What is Jewish Philanthropy?
I recently returned from a trip to Israel where, among other things, I discussed, debated, and reflected on what it means to be a Jew. Having left the synagogue for good after my Bat Mitzvah 12 years ago, I was never sure if, why or how I was Jewish. Did eating gefilte fish on Passover make me Jewish? Did my last name – Goldberg – make me Jewish? How about the occasional “schlep” or “schvitz” thrown into my conversations? I was hoping a visit to the holy land would spark something in me and answer these questions once and for all.
Unfortunately, this didn’t happen. I stepped off the plane where my other first-timer friend suddenly felt the urge to jump into a puddle and kiss the rainy street water. I felt no such urge. We took a walk to the Western Wall where I feigned amazement but couldn’t quite get my heart to buy into it. Where was my inherent and inexplicable connection? Had my leaving the organized Jewish community actually taken away my Jewish identity?
For two weeks, I struggled with these questions – sometimes aloud, sometimes not. Then one day, amidst my feelings of loss and isolation, we went on a site visit to BINA (http://www.bina.org.il/english), a secular Yeshiva that allows non-religious Jews to explore their Jewish roots through service, philanthropy, and the pursuit of social justice. As the organization’s leaders spoke, my spirits lifted. This was something I could get on board with. A Jewish identity not based on synagogue attendance or a love for Israel, but rather based on a devotion to Tikkun Olam – to repairing the world. Finally, I had answers. This was a Jewish identity I connected to. This was a Jewish identity I actually felt.
After two weeks, I came home feeling proud of my newfound clarity.
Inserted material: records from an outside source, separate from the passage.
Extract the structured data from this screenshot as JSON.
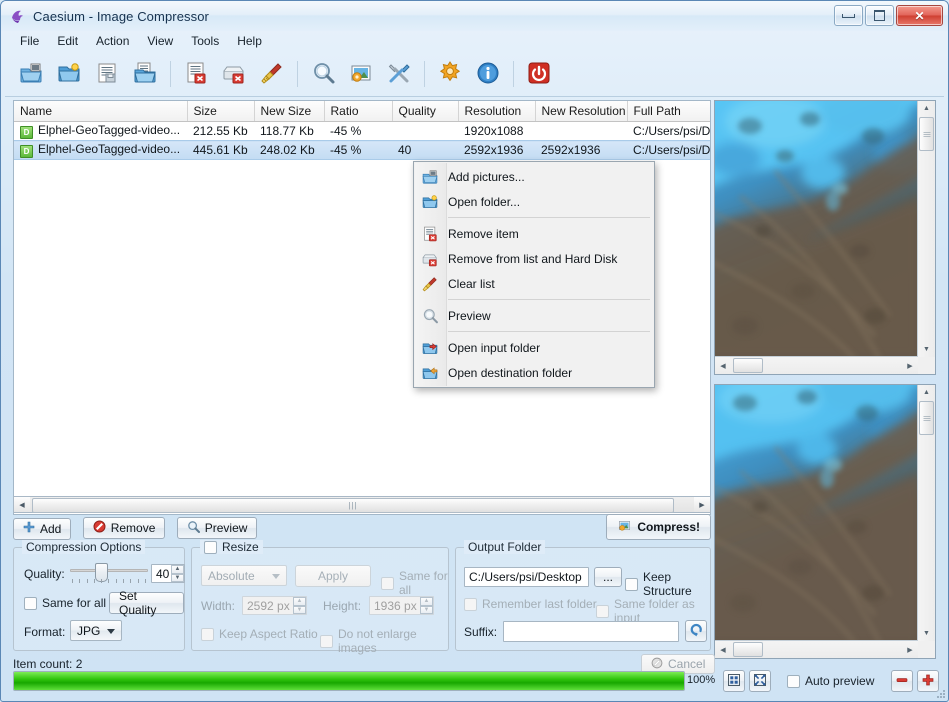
{
  "window": {
    "title": "Caesium - Image Compressor",
    "icon": "caesium-bird-icon",
    "controls": {
      "minimize": "minimize-button",
      "maximize": "maximize-button",
      "close": "close-button"
    }
  },
  "menubar": {
    "items": [
      {
        "label": "File"
      },
      {
        "label": "Edit"
      },
      {
        "label": "Action"
      },
      {
        "label": "View"
      },
      {
        "label": "Tools"
      },
      {
        "label": "Help"
      }
    ]
  },
  "toolbar": {
    "buttons": [
      {
        "name": "add-pictures-icon",
        "tip": "Add pictures"
      },
      {
        "name": "open-folder-icon",
        "tip": "Open folder"
      },
      {
        "name": "save-list-icon",
        "tip": "Save list"
      },
      {
        "name": "open-list-icon",
        "tip": "Open list"
      },
      {
        "name": "remove-item-icon",
        "tip": "Remove item"
      },
      {
        "name": "remove-from-disk-icon",
        "tip": "Remove from list and Hard Disk"
      },
      {
        "name": "clear-list-icon",
        "tip": "Clear list"
      },
      {
        "name": "preview-icon",
        "tip": "Preview"
      },
      {
        "name": "compress-icon",
        "tip": "Compress"
      },
      {
        "name": "tools-icon",
        "tip": "Tools"
      },
      {
        "name": "options-icon",
        "tip": "Options"
      },
      {
        "name": "info-icon",
        "tip": "Info"
      },
      {
        "name": "exit-icon",
        "tip": "Exit"
      }
    ]
  },
  "file_list": {
    "columns": [
      "Name",
      "Size",
      "New Size",
      "Ratio",
      "Quality",
      "Resolution",
      "New Resolution",
      "Full Path"
    ],
    "rows": [
      {
        "icon": "D",
        "name": "Elphel-GeoTagged-video...",
        "size": "212.55 Kb",
        "new_size": "118.77 Kb",
        "ratio": "-45 %",
        "quality": "",
        "resolution": "1920x1088",
        "new_resolution": "",
        "full_path": "C:/Users/psi/De",
        "selected": false
      },
      {
        "icon": "D",
        "name": "Elphel-GeoTagged-video...",
        "size": "445.61 Kb",
        "new_size": "248.02 Kb",
        "ratio": "-45 %",
        "quality": "40",
        "resolution": "2592x1936",
        "new_resolution": "2592x1936",
        "full_path": "C:/Users/psi/De",
        "selected": true
      }
    ]
  },
  "context_menu": {
    "items": [
      {
        "label": "Add pictures...",
        "icon": "add-pictures-icon",
        "separator_after": false
      },
      {
        "label": "Open folder...",
        "icon": "open-folder-icon",
        "separator_after": true
      },
      {
        "label": "Remove item",
        "icon": "remove-item-icon",
        "separator_after": false
      },
      {
        "label": "Remove from list and Hard Disk",
        "icon": "remove-from-disk-icon",
        "separator_after": false
      },
      {
        "label": "Clear list",
        "icon": "clear-list-icon",
        "separator_after": true
      },
      {
        "label": "Preview",
        "icon": "preview-magnifier-icon",
        "separator_after": true
      },
      {
        "label": "Open input folder",
        "icon": "open-input-folder-icon",
        "separator_after": false
      },
      {
        "label": "Open destination folder",
        "icon": "open-destination-folder-icon",
        "separator_after": false
      }
    ]
  },
  "actions": {
    "add": "Add",
    "remove": "Remove",
    "preview": "Preview",
    "compress": "Compress!"
  },
  "compression_options": {
    "legend": "Compression Options",
    "quality_label": "Quality:",
    "quality_value": "40",
    "same_for_all_label": "Same for all",
    "set_quality_label": "Set Quality",
    "format_label": "Format:",
    "format_value": "JPG"
  },
  "resize": {
    "legend": "Resize",
    "mode_value": "Absolute",
    "apply_label": "Apply",
    "same_for_all_label": "Same for all",
    "width_label": "Width:",
    "width_value": "2592 px",
    "height_label": "Height:",
    "height_value": "1936 px",
    "keep_aspect_label": "Keep Aspect Ratio",
    "do_not_enlarge_label": "Do not enlarge images"
  },
  "output_folder": {
    "legend": "Output Folder",
    "path_value": "C:/Users/psi/Desktop",
    "browse_label": "...",
    "keep_structure_label": "Keep Structure",
    "remember_last_label": "Remember last folder",
    "same_folder_label": "Same folder as input",
    "suffix_label": "Suffix:",
    "suffix_value": "",
    "suffix_placeholder": "",
    "reset_icon": "reset-arrow-icon"
  },
  "status": {
    "item_count": "Item count: 2",
    "cancel_label": "Cancel",
    "progress_percent": "100%",
    "progress_value": 100
  },
  "preview": {
    "fit_icon": "fit-to-window-icon",
    "expand_icon": "expand-icon",
    "auto_preview_label": "Auto preview",
    "zoom_out_icon": "zoom-out-icon",
    "zoom_in_icon": "zoom-in-icon",
    "pane_top": "original-preview-pane",
    "pane_bottom": "compressed-preview-pane"
  },
  "colors": {
    "accent": "#3a6ea5",
    "progress_green": "#18a800",
    "selection": "#c3dcf3",
    "close_red": "#cf3f31"
  }
}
In conversation with a colleague I summarized my struggle and beamed as I described how I had found my answer: “I am a Jew because I am fulfilling my obligations to give philanthropically and to fight for global justice!” I expected a warm smile, perhaps congratulations. You can imagine my surprise when my colleague smiled and asked, “Do we own these concepts?” She had a point – if I was giving to charity and pursuing social justice before, why are they suddenly only now expressions of my Jewish identity? What was I doing before?
So here I am, back at square one, asking all of you out in cyberspace to help me. What is Jewish philanthropy? What does a Jewish pursuit of justice look like? What makes a Jew’s giving different from that of a non-Jew and what makes certain giving “Jewish”?
I know these questions don’t have easy or straight-forward answers. And I’m not sure if answers to these questions would even help me in my quest for Jewish identity. But I figured I’d throw it out there, and if nothing else, at least I could lay all my tsuris on the table.